### Problem to work on:
Omit the images. Reproduce each line of the records exactly as it appears.

Entries taken from a collection
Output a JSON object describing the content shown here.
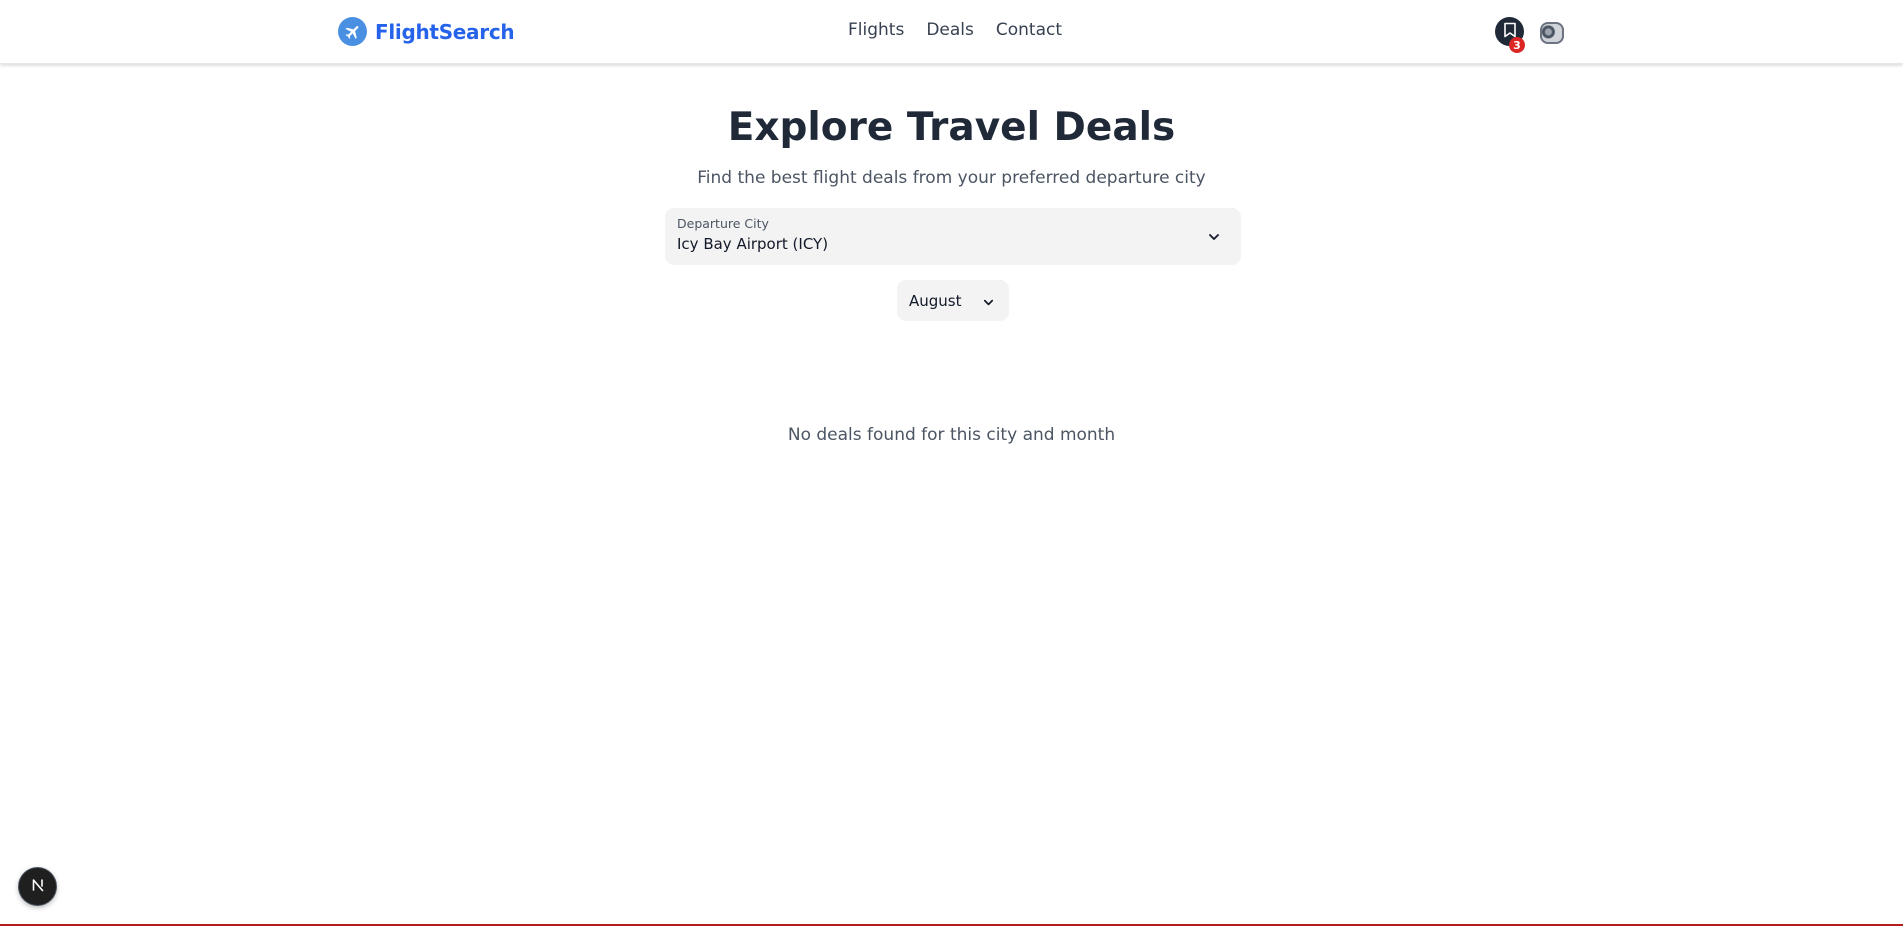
{
  "header": {
    "brand": "FlightSearch",
    "nav": [
      {
        "label": "Flights"
      },
      {
        "label": "Deals"
      },
      {
        "label": "Contact"
      }
    ],
    "saved_count": "3",
    "brand_icon": "airplane-icon",
    "saved_icon": "bookmark-icon",
    "brand_color": "#2563eb",
    "badge_color": "#dc2626"
  },
  "main": {
    "title": "Explore Travel Deals",
    "subtitle": "Find the best flight deals from your preferred departure city",
    "departure": {
      "label": "Departure City",
      "value": "Icy Bay Airport (ICY)"
    },
    "month": {
      "value": "August"
    },
    "empty_message": "No deals found for this city and month"
  },
  "dev_indicator": {
    "icon": "next-logo-icon"
  }
}
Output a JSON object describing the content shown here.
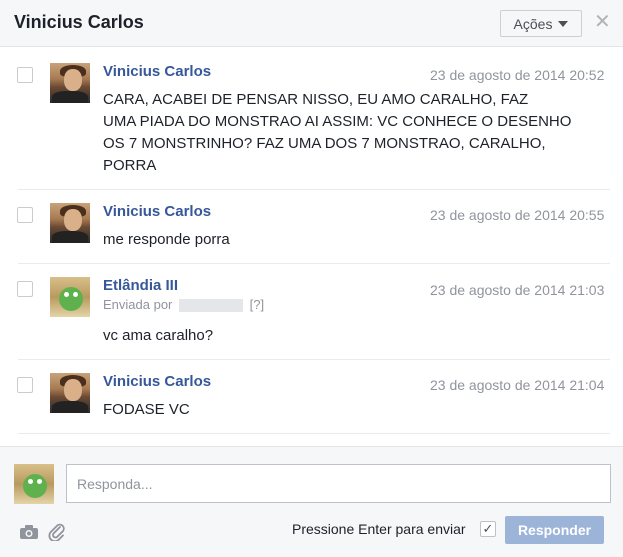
{
  "header": {
    "title": "Vinicius Carlos",
    "actions_label": "Ações",
    "close_glyph": "✕"
  },
  "messages": [
    {
      "sender": "Vinicius Carlos",
      "time": "23 de agosto de 2014 20:52",
      "lines": [
        "CARA, ACABEI DE PENSAR NISSO, EU AMO CARALHO, FAZ",
        "UMA PIADA DO MONSTRAO AI ASSIM: VC CONHECE O DESENHO",
        "OS 7 MONSTRINHO? FAZ UMA DOS 7 MONSTRAO, CARALHO,",
        "PORRA"
      ]
    },
    {
      "sender": "Vinicius Carlos",
      "time": "23 de agosto de 2014 20:55",
      "lines": [
        "me responde porra"
      ]
    },
    {
      "sender": "Etlândia III",
      "sent_by_label": "Enviada por",
      "sent_by_help": "[?]",
      "time": "23 de agosto de 2014 21:03",
      "lines": [
        "vc ama caralho?"
      ]
    },
    {
      "sender": "Vinicius Carlos",
      "time": "23 de agosto de 2014 21:04",
      "lines": [
        "FODASE VC"
      ]
    }
  ],
  "composer": {
    "placeholder": "Responda...",
    "enter_label": "Pressione Enter para enviar",
    "enter_checked": true,
    "send_label": "Responder"
  }
}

### Response area:
Output a JSON object describing the content shown here.
{
  "header": {
    "brand": "FlightSearch",
    "nav": [
      {
        "label": "Flights"
      },
      {
        "label": "Deals"
      },
      {
        "label": "Contact"
      }
    ],
    "saved_count": "3",
    "brand_icon": "airplane-icon",
    "saved_icon": "bookmark-icon",
    "brand_color": "#2563eb",
    "badge_color": "#dc2626"
  },
  "main": {
    "title": "Explore Travel Deals",
    "subtitle": "Find the best flight deals from your preferred departure city",
    "departure": {
      "label": "Departure City",
      "value": "Icy Bay Airport (ICY)"
    },
    "month": {
      "value": "August"
    },
    "empty_message": "No deals found for this city and month"
  },
  "dev_indicator": {
    "icon": "next-logo-icon"
  }
}
Output a JSON object describing the content shown here.
{
  "header": {
    "title": "Vinicius Carlos",
    "actions_label": "Ações",
    "close_glyph": "✕"
  },
  "messages": [
    {
      "sender": "Vinicius Carlos",
      "time": "23 de agosto de 2014 20:52",
      "lines": [
        "CARA, ACABEI DE PENSAR NISSO, EU AMO CARALHO, FAZ",
        "UMA PIADA DO MONSTRAO AI ASSIM: VC CONHECE O DESENHO",
        "OS 7 MONSTRINHO? FAZ UMA DOS 7 MONSTRAO, CARALHO,",
        "PORRA"
      ]
    },
    {
      "sender": "Vinicius Carlos",
      "time": "23 de agosto de 2014 20:55",
      "lines": [
        "me responde porra"
      ]
    },
    {
      "sender": "Etlândia III",
      "sent_by_label": "Enviada por",
      "sent_by_help": "[?]",
      "time": "23 de agosto de 2014 21:03",
      "lines": [
        "vc ama caralho?"
      ]
    },
    {
      "sender": "Vinicius Carlos",
      "time": "23 de agosto de 2014 21:04",
      "lines": [
        "FODASE VC"
      ]
    }
  ],
  "composer": {
    "placeholder": "Responda...",
    "enter_label": "Pressione Enter para enviar",
    "enter_checked": true,
    "send_label": "Responder"
  }
}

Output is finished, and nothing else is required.